*** Opening Data records ***

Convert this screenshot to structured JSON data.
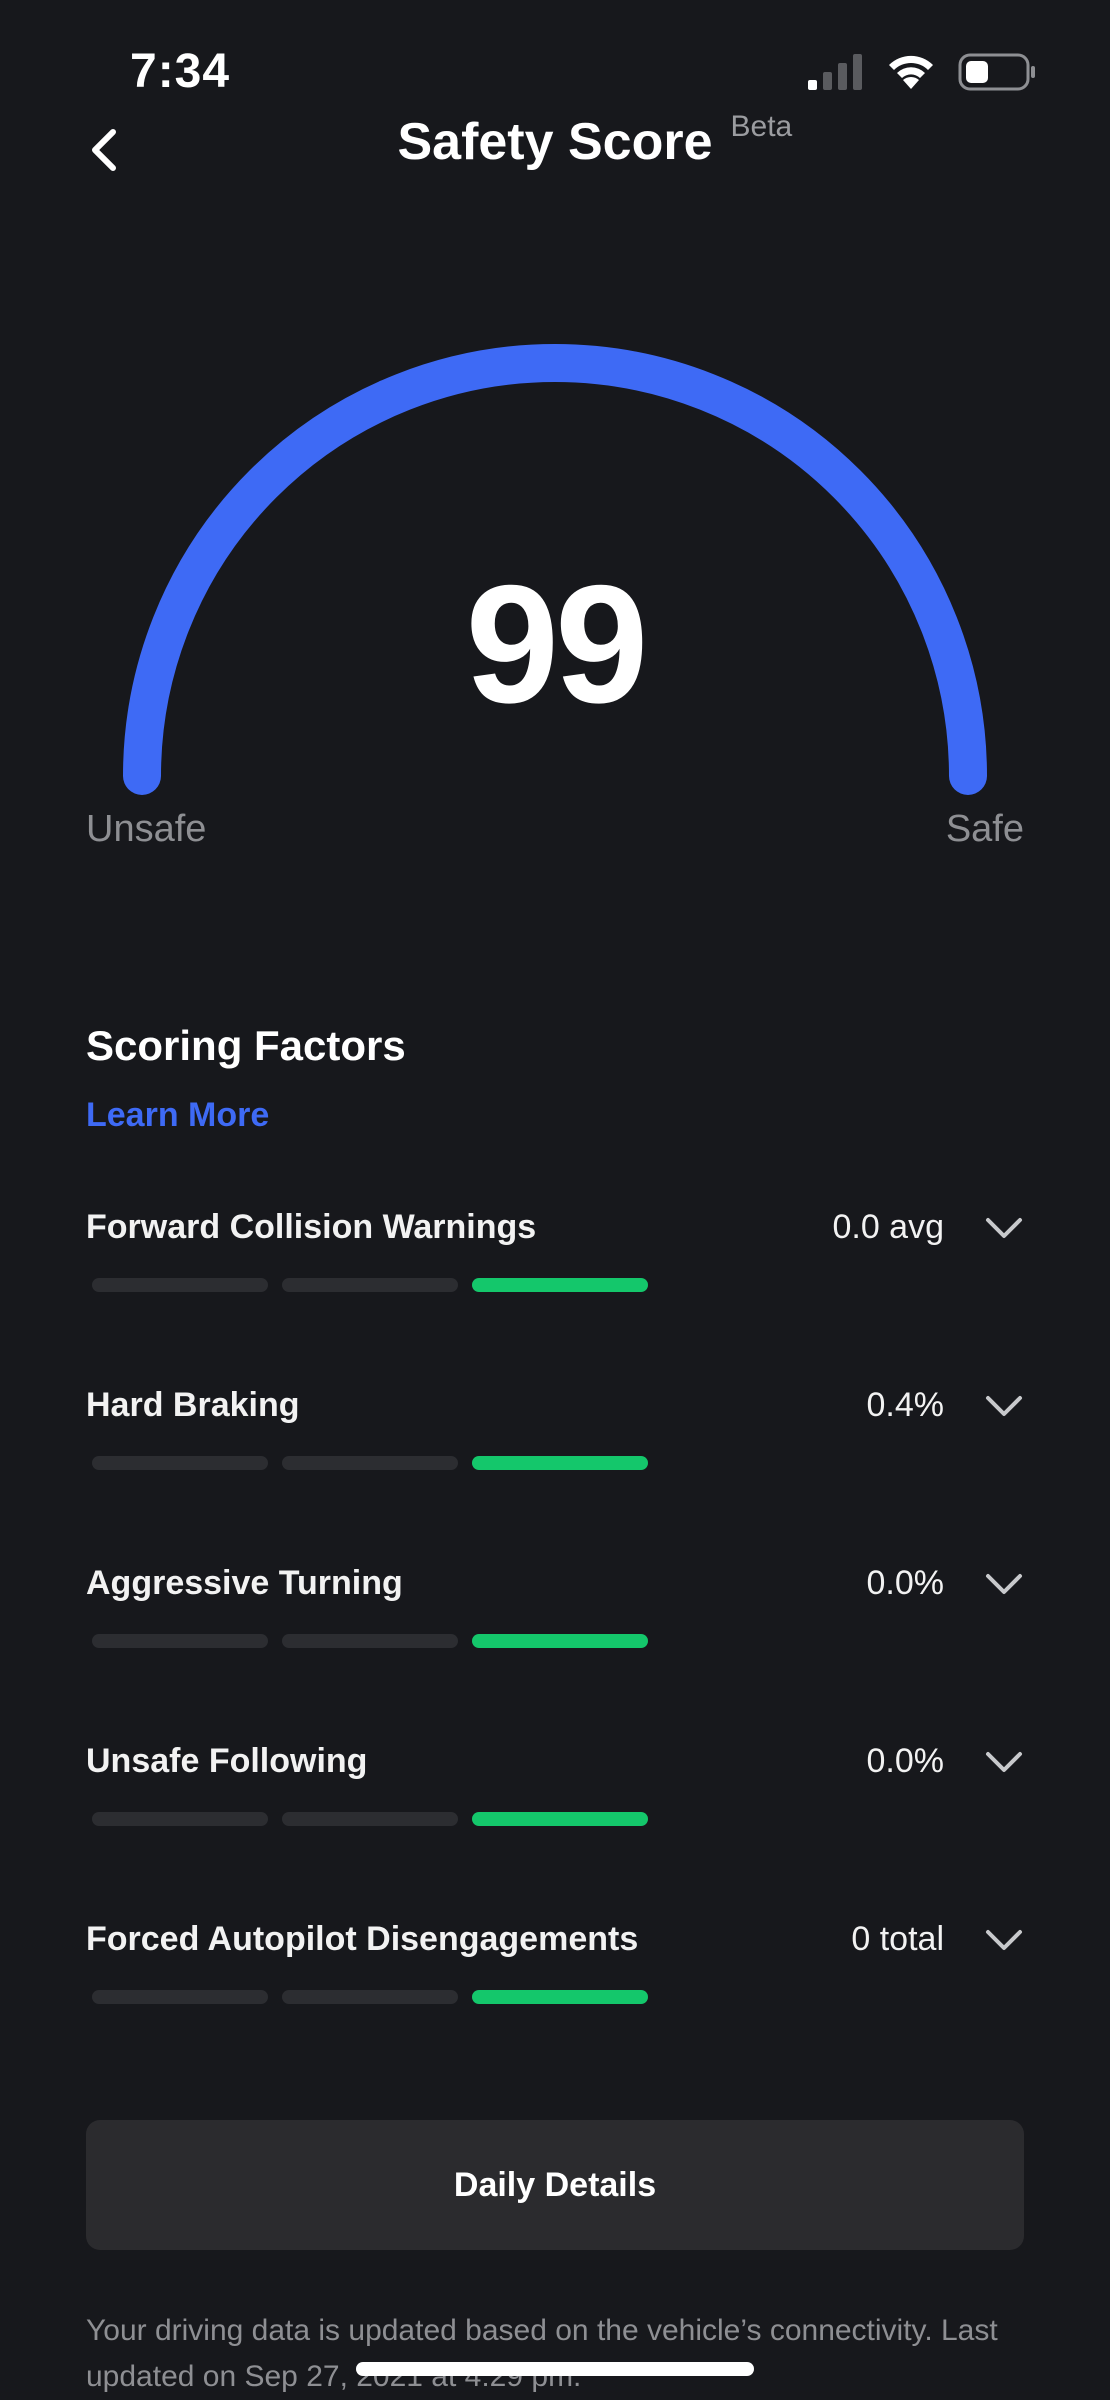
{
  "status_bar": {
    "time": "7:34",
    "icons": [
      "cellular-signal-icon",
      "wifi-icon",
      "battery-icon"
    ]
  },
  "header": {
    "title": "Safety Score",
    "badge": "Beta",
    "back_icon": "chevron-left-icon"
  },
  "gauge": {
    "score": "99",
    "score_value": 99,
    "min": 0,
    "max": 100,
    "left_label": "Unsafe",
    "right_label": "Safe",
    "color": "#3e6af5"
  },
  "scoring": {
    "title": "Scoring Factors",
    "learn_more": "Learn More",
    "active_color": "#14c76b",
    "factors": [
      {
        "name": "Forward Collision Warnings",
        "value": "0.0 avg",
        "level": 3,
        "of": 3
      },
      {
        "name": "Hard Braking",
        "value": "0.4%",
        "level": 3,
        "of": 3
      },
      {
        "name": "Aggressive Turning",
        "value": "0.0%",
        "level": 3,
        "of": 3
      },
      {
        "name": "Unsafe Following",
        "value": "0.0%",
        "level": 3,
        "of": 3
      },
      {
        "name": "Forced Autopilot Disengagements",
        "value": "0 total",
        "level": 3,
        "of": 3
      }
    ]
  },
  "daily_details": {
    "label": "Daily Details"
  },
  "footnote": "Your driving data is updated based on the vehicle’s connectivity. Last updated on Sep 27, 2021 at 4:29 pm."
}
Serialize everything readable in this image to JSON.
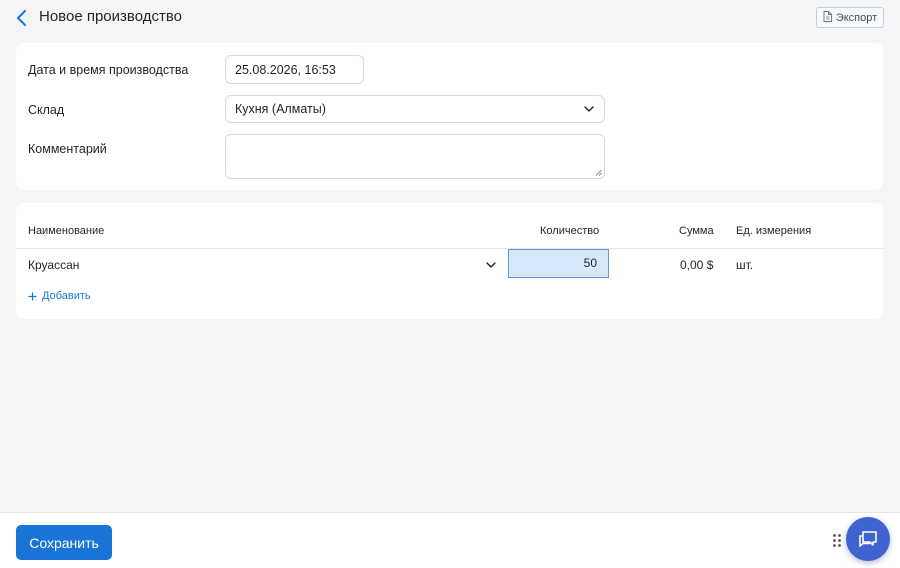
{
  "header": {
    "title": "Новое производство",
    "export_label": "Экспорт"
  },
  "form": {
    "datetime_label": "Дата и время производства",
    "datetime_value": "25.08.2026, 16:53",
    "warehouse_label": "Склад",
    "warehouse_value": "Кухня (Алматы)",
    "comment_label": "Комментарий",
    "comment_value": ""
  },
  "table": {
    "columns": [
      "Наименование",
      "Количество",
      "Сумма",
      "Ед. измерения"
    ],
    "rows": [
      {
        "name": "Круассан",
        "quantity": "50",
        "sum": "0,00 $",
        "unit": "шт."
      }
    ],
    "add_label": "Добавить"
  },
  "footer": {
    "save_label": "Сохранить"
  },
  "icons": {
    "back": "chevron-left-icon",
    "export": "document-icon",
    "select": "chevron-down-icon",
    "add": "plus-icon",
    "drag": "drag-handle-icon",
    "chat": "chat-icon"
  },
  "colors": {
    "accent": "#1a73d6",
    "qty_highlight": "#d7e8fb",
    "chat_button": "#3f64d1",
    "background": "#f4f5f7"
  }
}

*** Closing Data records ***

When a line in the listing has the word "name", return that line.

        "name": "Forward Collision Warnings",
        "name": "Hard Braking",
        "name": "Aggressive Turning",
        "name": "Unsafe Following",
        "name": "Forced Autopilot Disengagements",
        "name": "Круассан",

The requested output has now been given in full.